WHAT IS BEING ASKED — All of these records need to be duplicated exactly.
----- INFORMATION -----
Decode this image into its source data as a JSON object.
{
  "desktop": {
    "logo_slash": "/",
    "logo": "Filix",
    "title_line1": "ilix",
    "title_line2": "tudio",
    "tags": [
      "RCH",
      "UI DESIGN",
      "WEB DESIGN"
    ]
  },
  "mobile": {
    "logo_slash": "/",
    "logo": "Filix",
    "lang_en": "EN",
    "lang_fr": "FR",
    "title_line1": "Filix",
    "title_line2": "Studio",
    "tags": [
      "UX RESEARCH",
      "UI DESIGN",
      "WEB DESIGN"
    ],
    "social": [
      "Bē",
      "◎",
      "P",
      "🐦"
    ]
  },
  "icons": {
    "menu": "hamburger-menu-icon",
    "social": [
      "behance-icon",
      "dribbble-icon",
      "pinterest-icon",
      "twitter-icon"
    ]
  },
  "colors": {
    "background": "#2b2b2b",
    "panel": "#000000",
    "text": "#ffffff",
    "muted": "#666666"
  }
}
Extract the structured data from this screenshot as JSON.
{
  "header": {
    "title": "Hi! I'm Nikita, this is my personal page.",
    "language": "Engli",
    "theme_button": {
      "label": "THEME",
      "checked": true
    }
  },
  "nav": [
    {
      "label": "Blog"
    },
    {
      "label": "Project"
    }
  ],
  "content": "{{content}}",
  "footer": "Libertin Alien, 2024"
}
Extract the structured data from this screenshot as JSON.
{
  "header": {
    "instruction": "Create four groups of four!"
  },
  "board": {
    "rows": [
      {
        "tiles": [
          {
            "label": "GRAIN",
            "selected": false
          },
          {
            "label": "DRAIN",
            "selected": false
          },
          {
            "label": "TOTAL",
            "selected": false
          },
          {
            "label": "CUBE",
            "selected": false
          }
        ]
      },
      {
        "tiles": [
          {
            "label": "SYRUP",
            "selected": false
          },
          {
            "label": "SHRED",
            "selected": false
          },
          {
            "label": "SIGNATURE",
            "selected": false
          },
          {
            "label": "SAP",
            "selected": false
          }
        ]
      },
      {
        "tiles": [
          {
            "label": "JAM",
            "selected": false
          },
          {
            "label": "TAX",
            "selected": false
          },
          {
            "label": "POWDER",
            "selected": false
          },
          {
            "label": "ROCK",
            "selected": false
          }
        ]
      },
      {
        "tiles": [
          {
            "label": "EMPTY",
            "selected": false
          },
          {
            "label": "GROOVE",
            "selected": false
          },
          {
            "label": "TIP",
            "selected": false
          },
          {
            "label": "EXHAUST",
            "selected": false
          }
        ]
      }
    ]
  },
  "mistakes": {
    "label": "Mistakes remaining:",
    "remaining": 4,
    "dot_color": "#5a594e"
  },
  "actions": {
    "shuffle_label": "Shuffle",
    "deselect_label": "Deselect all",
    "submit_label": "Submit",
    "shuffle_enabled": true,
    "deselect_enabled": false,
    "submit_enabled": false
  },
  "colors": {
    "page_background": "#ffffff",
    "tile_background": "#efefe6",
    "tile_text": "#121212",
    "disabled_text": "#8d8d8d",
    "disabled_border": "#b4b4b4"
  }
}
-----
REPLY —
Decode this image into its source data as a JSON object.
{
  "desktop": {
    "logo_slash": "/",
    "logo": "Filix",
    "title_line1": "ilix",
    "title_line2": "tudio",
    "tags": [
      "RCH",
      "UI DESIGN",
      "WEB DESIGN"
    ]
  },
  "mobile": {
    "logo_slash": "/",
    "logo": "Filix",
    "lang_en": "EN",
    "lang_fr": "FR",
    "title_line1": "Filix",
    "title_line2": "Studio",
    "tags": [
      "UX RESEARCH",
      "UI DESIGN",
      "WEB DESIGN"
    ],
    "social": [
      "Bē",
      "◎",
      "P",
      "🐦"
    ]
  },
  "icons": {
    "menu": "hamburger-menu-icon",
    "social": [
      "behance-icon",
      "dribbble-icon",
      "pinterest-icon",
      "twitter-icon"
    ]
  },
  "colors": {
    "background": "#2b2b2b",
    "panel": "#000000",
    "text": "#ffffff",
    "muted": "#666666"
  }
}
Extract the structured data from this screenshot as JSON.
{
  "header": {
    "title": "Hi! I'm Nikita, this is my personal page.",
    "language": "Engli",
    "theme_button": {
      "label": "THEME",
      "checked": true
    }
  },
  "nav": [
    {
      "label": "Blog"
    },
    {
      "label": "Project"
    }
  ],
  "content": "{{content}}",
  "footer": "Libertin Alien, 2024"
}
Extract the structured data from this screenshot as JSON.
{
  "header": {
    "instruction": "Create four groups of four!"
  },
  "board": {
    "rows": [
      {
        "tiles": [
          {
            "label": "GRAIN",
            "selected": false
          },
          {
            "label": "DRAIN",
            "selected": false
          },
          {
            "label": "TOTAL",
            "selected": false
          },
          {
            "label": "CUBE",
            "selected": false
          }
        ]
      },
      {
        "tiles": [
          {
            "label": "SYRUP",
            "selected": false
          },
          {
            "label": "SHRED",
            "selected": false
          },
          {
            "label": "SIGNATURE",
            "selected": false
          },
          {
            "label": "SAP",
            "selected": false
          }
        ]
      },
      {
        "tiles": [
          {
            "label": "JAM",
            "selected": false
          },
          {
            "label": "TAX",
            "selected": false
          },
          {
            "label": "POWDER",
            "selected": false
          },
          {
            "label": "ROCK",
            "selected": false
          }
        ]
      },
      {
        "tiles": [
          {
            "label": "EMPTY",
            "selected": false
          },
          {
            "label": "GROOVE",
            "selected": false
          },
          {
            "label": "TIP",
            "selected": false
          },
          {
            "label": "EXHAUST",
            "selected": false
          }
        ]
      }
    ]
  },
  "mistakes": {
    "label": "Mistakes remaining:",
    "remaining": 4,
    "dot_color": "#5a594e"
  },
  "actions": {
    "shuffle_label": "Shuffle",
    "deselect_label": "Deselect all",
    "submit_label": "Submit",
    "shuffle_enabled": true,
    "deselect_enabled": false,
    "submit_enabled": false
  },
  "colors": {
    "page_background": "#ffffff",
    "tile_background": "#efefe6",
    "tile_text": "#121212",
    "disabled_text": "#8d8d8d",
    "disabled_border": "#b4b4b4"
  }
}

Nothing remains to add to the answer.